▸ ACTIVITY
Go through the entries below and copy each line that holds the word "Licenses".

━━━━━ EXERCISE DATA

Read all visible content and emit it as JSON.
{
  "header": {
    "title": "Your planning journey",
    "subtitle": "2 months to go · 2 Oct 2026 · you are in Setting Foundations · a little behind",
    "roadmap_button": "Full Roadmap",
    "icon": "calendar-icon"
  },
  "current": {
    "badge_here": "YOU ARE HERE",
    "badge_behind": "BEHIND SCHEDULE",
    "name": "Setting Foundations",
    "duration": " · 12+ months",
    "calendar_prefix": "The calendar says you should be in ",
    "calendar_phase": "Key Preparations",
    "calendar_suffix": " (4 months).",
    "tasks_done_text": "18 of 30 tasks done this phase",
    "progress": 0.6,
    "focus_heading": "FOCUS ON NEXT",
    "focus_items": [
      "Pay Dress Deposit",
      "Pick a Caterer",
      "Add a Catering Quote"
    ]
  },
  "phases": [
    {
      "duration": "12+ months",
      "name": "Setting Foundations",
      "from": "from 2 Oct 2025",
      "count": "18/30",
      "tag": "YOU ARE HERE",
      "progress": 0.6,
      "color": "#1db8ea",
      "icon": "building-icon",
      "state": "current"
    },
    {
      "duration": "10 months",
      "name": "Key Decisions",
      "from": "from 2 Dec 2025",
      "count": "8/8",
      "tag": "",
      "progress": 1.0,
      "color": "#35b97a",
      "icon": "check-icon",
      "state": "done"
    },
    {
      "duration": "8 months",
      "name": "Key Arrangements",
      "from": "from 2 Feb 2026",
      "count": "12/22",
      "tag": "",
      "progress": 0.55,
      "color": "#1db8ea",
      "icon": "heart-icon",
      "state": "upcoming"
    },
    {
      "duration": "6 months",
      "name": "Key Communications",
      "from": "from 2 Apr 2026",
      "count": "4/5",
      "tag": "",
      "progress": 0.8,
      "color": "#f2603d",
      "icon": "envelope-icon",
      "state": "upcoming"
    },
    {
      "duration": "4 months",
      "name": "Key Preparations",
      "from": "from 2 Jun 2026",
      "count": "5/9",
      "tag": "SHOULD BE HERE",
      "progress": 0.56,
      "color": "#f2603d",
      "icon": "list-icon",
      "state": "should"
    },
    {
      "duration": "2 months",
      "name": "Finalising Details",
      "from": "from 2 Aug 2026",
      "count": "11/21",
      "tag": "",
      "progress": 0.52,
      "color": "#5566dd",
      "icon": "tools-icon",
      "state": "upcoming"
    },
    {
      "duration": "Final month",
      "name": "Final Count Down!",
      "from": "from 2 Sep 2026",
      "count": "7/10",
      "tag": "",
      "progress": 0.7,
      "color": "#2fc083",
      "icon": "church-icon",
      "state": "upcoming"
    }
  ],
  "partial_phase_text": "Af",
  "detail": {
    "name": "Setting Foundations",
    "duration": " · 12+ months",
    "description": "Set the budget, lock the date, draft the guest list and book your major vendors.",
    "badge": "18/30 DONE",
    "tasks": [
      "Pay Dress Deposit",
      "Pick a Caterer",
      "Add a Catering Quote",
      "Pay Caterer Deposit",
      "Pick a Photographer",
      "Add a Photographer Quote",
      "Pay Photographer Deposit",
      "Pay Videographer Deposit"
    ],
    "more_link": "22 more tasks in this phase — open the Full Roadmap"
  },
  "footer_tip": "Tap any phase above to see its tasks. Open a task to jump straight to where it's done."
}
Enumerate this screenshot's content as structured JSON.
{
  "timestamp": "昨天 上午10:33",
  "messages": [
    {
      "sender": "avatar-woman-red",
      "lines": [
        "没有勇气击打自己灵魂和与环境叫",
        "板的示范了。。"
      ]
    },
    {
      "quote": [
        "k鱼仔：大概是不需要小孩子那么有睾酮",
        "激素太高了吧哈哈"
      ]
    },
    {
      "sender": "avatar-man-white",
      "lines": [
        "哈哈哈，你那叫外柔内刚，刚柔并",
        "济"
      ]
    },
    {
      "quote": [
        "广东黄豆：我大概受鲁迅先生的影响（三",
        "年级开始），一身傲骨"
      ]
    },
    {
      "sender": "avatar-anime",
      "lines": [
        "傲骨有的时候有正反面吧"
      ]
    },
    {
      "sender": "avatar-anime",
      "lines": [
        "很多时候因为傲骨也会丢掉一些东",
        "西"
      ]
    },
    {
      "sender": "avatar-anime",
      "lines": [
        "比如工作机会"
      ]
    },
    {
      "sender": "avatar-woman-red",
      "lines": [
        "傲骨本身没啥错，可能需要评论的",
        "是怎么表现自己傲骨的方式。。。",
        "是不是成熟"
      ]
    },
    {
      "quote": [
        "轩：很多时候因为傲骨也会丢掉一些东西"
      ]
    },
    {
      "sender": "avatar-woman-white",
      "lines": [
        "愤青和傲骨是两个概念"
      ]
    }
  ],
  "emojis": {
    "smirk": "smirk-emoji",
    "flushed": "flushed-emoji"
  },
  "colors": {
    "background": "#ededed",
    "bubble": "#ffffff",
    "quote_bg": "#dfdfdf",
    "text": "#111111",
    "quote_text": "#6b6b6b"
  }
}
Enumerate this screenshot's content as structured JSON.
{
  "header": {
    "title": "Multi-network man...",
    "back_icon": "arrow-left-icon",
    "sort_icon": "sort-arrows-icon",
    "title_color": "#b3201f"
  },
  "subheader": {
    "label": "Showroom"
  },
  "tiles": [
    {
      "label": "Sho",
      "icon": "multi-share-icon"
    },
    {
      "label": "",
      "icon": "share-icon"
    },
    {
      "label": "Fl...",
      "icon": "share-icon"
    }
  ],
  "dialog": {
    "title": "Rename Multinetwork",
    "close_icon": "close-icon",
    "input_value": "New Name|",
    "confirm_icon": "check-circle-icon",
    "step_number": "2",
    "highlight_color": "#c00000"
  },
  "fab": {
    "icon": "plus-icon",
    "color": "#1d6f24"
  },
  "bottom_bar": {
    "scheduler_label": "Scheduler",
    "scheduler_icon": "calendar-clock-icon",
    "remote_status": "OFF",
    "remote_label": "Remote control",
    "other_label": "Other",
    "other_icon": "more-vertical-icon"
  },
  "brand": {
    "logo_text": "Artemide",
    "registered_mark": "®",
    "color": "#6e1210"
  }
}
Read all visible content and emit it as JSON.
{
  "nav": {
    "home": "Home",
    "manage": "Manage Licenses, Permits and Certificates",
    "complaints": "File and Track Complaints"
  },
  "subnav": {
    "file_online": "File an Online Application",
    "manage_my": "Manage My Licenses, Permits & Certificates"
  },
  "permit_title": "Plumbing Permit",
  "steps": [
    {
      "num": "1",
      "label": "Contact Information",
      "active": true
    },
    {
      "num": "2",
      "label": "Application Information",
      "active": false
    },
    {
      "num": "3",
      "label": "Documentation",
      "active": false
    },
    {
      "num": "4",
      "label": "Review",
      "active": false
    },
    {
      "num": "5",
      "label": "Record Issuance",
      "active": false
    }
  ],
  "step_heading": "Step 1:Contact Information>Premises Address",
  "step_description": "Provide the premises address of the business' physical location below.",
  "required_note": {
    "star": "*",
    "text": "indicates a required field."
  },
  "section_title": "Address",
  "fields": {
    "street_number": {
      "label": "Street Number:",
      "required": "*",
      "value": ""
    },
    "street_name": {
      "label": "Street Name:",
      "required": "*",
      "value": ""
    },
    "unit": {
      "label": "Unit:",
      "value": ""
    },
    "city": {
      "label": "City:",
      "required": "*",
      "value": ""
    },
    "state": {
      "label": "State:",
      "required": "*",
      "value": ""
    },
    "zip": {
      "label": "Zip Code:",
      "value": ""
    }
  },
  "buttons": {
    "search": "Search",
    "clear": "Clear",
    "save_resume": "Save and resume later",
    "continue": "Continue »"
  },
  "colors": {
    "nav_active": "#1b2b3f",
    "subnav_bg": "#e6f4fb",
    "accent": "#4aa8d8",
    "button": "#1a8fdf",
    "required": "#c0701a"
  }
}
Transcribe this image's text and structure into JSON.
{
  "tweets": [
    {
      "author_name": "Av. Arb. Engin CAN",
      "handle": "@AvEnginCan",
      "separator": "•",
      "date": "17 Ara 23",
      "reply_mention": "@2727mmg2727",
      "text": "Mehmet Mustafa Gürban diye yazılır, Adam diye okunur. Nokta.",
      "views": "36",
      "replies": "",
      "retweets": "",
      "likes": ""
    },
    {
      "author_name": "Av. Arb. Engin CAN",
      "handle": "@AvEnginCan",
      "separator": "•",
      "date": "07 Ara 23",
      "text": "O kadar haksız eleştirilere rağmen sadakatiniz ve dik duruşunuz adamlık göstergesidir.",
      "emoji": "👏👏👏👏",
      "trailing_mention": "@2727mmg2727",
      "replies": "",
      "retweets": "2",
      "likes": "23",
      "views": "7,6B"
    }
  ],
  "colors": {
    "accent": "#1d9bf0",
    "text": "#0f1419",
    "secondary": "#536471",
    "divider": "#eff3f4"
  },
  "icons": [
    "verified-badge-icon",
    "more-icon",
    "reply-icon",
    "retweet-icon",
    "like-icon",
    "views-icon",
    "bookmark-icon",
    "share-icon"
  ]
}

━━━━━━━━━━

▸ EXERCISE RESPONSE
    "manage": "Manage Licenses, Permits and Certificates",
    "manage_my": "Manage My Licenses, Permits & Certificates"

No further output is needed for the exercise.